INPUT FOR THIS TASK:
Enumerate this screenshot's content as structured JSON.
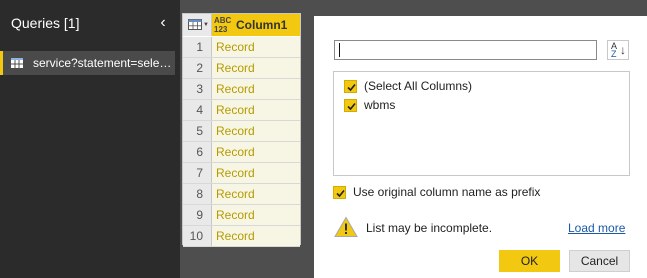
{
  "queries_pane": {
    "title": "Queries [1]",
    "collapse_icon": "chevron-left-icon",
    "items": [
      {
        "label": "service?statement=selec...",
        "icon": "table-icon"
      }
    ]
  },
  "grid": {
    "corner_icon": "table-menu-icon",
    "column": {
      "type_badge_top": "ABC",
      "type_badge_bottom": "123",
      "name": "Column1",
      "expand_icon": "expand-columns-icon"
    },
    "rows": [
      {
        "num": "1",
        "value": "Record"
      },
      {
        "num": "2",
        "value": "Record"
      },
      {
        "num": "3",
        "value": "Record"
      },
      {
        "num": "4",
        "value": "Record"
      },
      {
        "num": "5",
        "value": "Record"
      },
      {
        "num": "6",
        "value": "Record"
      },
      {
        "num": "7",
        "value": "Record"
      },
      {
        "num": "8",
        "value": "Record"
      },
      {
        "num": "9",
        "value": "Record"
      },
      {
        "num": "10",
        "value": "Record"
      }
    ]
  },
  "expand_popup": {
    "search": {
      "value": "",
      "placeholder": ""
    },
    "sort_icon": "sort-az-icon",
    "sort_top": "A",
    "sort_bottom": "Z",
    "options": [
      {
        "label": "(Select All Columns)",
        "checked": true
      },
      {
        "label": "wbms",
        "checked": true
      }
    ],
    "prefix_option": {
      "label": "Use original column name as prefix",
      "checked": true
    },
    "warning": {
      "icon": "warning-icon",
      "text": "List may be incomplete."
    },
    "load_more": "Load more",
    "ok": "OK",
    "cancel": "Cancel"
  },
  "colors": {
    "accent": "#f2c811",
    "pane_bg": "#2b2b2b",
    "record_text": "#b59b00",
    "link": "#1a5aa8"
  }
}
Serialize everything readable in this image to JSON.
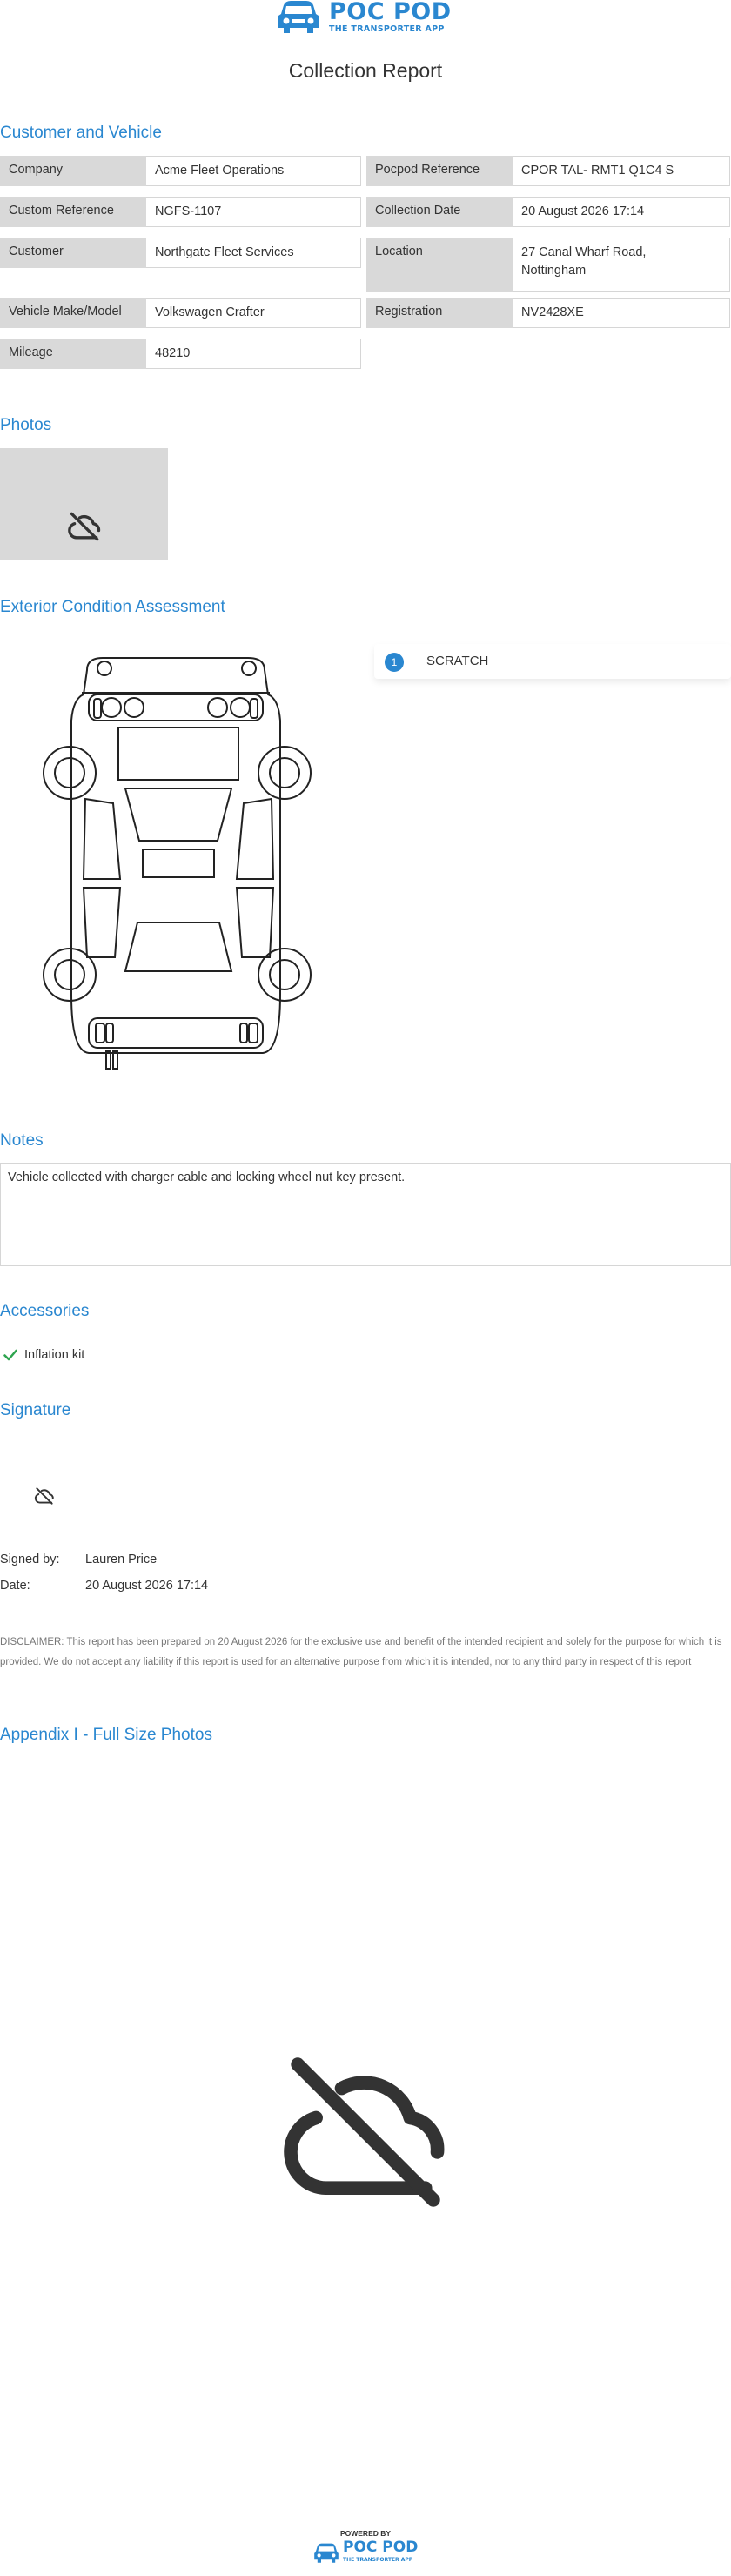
{
  "brand": {
    "name": "POC POD",
    "tagline": "THE TRANSPORTER APP",
    "color": "#2a87d0",
    "powered_by": "POWERED BY"
  },
  "report": {
    "title": "Collection Report"
  },
  "sections": {
    "customer_vehicle": "Customer and Vehicle",
    "photos": "Photos",
    "exterior": "Exterior Condition Assessment",
    "notes": "Notes",
    "accessories": "Accessories",
    "signature": "Signature",
    "appendix": "Appendix I - Full Size Photos"
  },
  "details": {
    "company_label": "Company",
    "company": "Acme Fleet Operations",
    "pocpod_ref_label": "Pocpod Reference",
    "pocpod_ref": "CPOR TAL- RMT1 Q1C4 S",
    "custom_ref_label": "Custom Reference",
    "custom_ref": "NGFS-1107",
    "collection_date_label": "Collection Date",
    "collection_date": "20 August 2026 17:14",
    "customer_label": "Customer",
    "customer": "Northgate Fleet Services",
    "location_label": "Location",
    "location_line1": "27 Canal Wharf Road,",
    "location_line2": "Nottingham",
    "make_model_label": "Vehicle Make/Model",
    "make_model": "Volkswagen Crafter",
    "registration_label": "Registration",
    "registration": "NV2428XE",
    "mileage_label": "Mileage",
    "mileage": "48210"
  },
  "damage": [
    {
      "number": "1",
      "type": "SCRATCH"
    }
  ],
  "notes": {
    "text": "Vehicle collected with charger cable and locking wheel nut key present."
  },
  "accessories": [
    {
      "label": "Inflation kit",
      "checked": true
    }
  ],
  "signature": {
    "signed_by_label": "Signed by:",
    "signed_by": "Lauren Price",
    "date_label": "Date:",
    "date": "20 August 2026 17:14"
  },
  "disclaimer": "DISCLAIMER: This report has been prepared on 20 August 2026 for the exclusive use and benefit of the intended recipient and solely for the purpose for which it is provided. We do not accept any liability if this report is used for an alternative purpose from which it is intended, nor to any third party in respect of this report",
  "icons": {
    "logo": "van-icon",
    "no_photo": "cloud-off-icon",
    "check": "check-icon"
  }
}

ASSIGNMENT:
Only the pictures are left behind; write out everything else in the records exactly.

TASK SOLUTION:
Enumerate this screenshot's content as structured JSON.
{
  "queries_pane": {
    "title": "Queries [1]",
    "collapse_icon": "chevron-left-icon",
    "items": [
      {
        "label": "service?statement=selec...",
        "icon": "table-icon"
      }
    ]
  },
  "grid": {
    "corner_icon": "table-menu-icon",
    "column": {
      "type_badge_top": "ABC",
      "type_badge_bottom": "123",
      "name": "Column1",
      "expand_icon": "expand-columns-icon"
    },
    "rows": [
      {
        "num": "1",
        "value": "Record"
      },
      {
        "num": "2",
        "value": "Record"
      },
      {
        "num": "3",
        "value": "Record"
      },
      {
        "num": "4",
        "value": "Record"
      },
      {
        "num": "5",
        "value": "Record"
      },
      {
        "num": "6",
        "value": "Record"
      },
      {
        "num": "7",
        "value": "Record"
      },
      {
        "num": "8",
        "value": "Record"
      },
      {
        "num": "9",
        "value": "Record"
      },
      {
        "num": "10",
        "value": "Record"
      }
    ]
  },
  "expand_popup": {
    "search": {
      "value": "",
      "placeholder": ""
    },
    "sort_icon": "sort-az-icon",
    "sort_top": "A",
    "sort_bottom": "Z",
    "options": [
      {
        "label": "(Select All Columns)",
        "checked": true
      },
      {
        "label": "wbms",
        "checked": true
      }
    ],
    "prefix_option": {
      "label": "Use original column name as prefix",
      "checked": true
    },
    "warning": {
      "icon": "warning-icon",
      "text": "List may be incomplete."
    },
    "load_more": "Load more",
    "ok": "OK",
    "cancel": "Cancel"
  },
  "colors": {
    "accent": "#f2c811",
    "pane_bg": "#2b2b2b",
    "record_text": "#b59b00",
    "link": "#1a5aa8"
  }
}
Serialize everything readable in this image to JSON.
{
  "brand": {
    "name": "POC POD",
    "tagline": "THE TRANSPORTER APP",
    "color": "#2a87d0",
    "powered_by": "POWERED BY"
  },
  "report": {
    "title": "Collection Report"
  },
  "sections": {
    "customer_vehicle": "Customer and Vehicle",
    "photos": "Photos",
    "exterior": "Exterior Condition Assessment",
    "notes": "Notes",
    "accessories": "Accessories",
    "signature": "Signature",
    "appendix": "Appendix I - Full Size Photos"
  },
  "details": {
    "company_label": "Company",
    "company": "Acme Fleet Operations",
    "pocpod_ref_label": "Pocpod Reference",
    "pocpod_ref": "CPOR TAL- RMT1 Q1C4 S",
    "custom_ref_label": "Custom Reference",
    "custom_ref": "NGFS-1107",
    "collection_date_label": "Collection Date",
    "collection_date": "20 August 2026 17:14",
    "customer_label": "Customer",
    "customer": "Northgate Fleet Services",
    "location_label": "Location",
    "location_line1": "27 Canal Wharf Road,",
    "location_line2": "Nottingham",
    "make_model_label": "Vehicle Make/Model",
    "make_model": "Volkswagen Crafter",
    "registration_label": "Registration",
    "registration": "NV2428XE",
    "mileage_label": "Mileage",
    "mileage": "48210"
  },
  "damage": [
    {
      "number": "1",
      "type": "SCRATCH"
    }
  ],
  "notes": {
    "text": "Vehicle collected with charger cable and locking wheel nut key present."
  },
  "accessories": [
    {
      "label": "Inflation kit",
      "checked": true
    }
  ],
  "signature": {
    "signed_by_label": "Signed by:",
    "signed_by": "Lauren Price",
    "date_label": "Date:",
    "date": "20 August 2026 17:14"
  },
  "disclaimer": "DISCLAIMER: This report has been prepared on 20 August 2026 for the exclusive use and benefit of the intended recipient and solely for the purpose for which it is provided. We do not accept any liability if this report is used for an alternative purpose from which it is intended, nor to any third party in respect of this report",
  "icons": {
    "logo": "van-icon",
    "no_photo": "cloud-off-icon",
    "check": "check-icon"
  }
}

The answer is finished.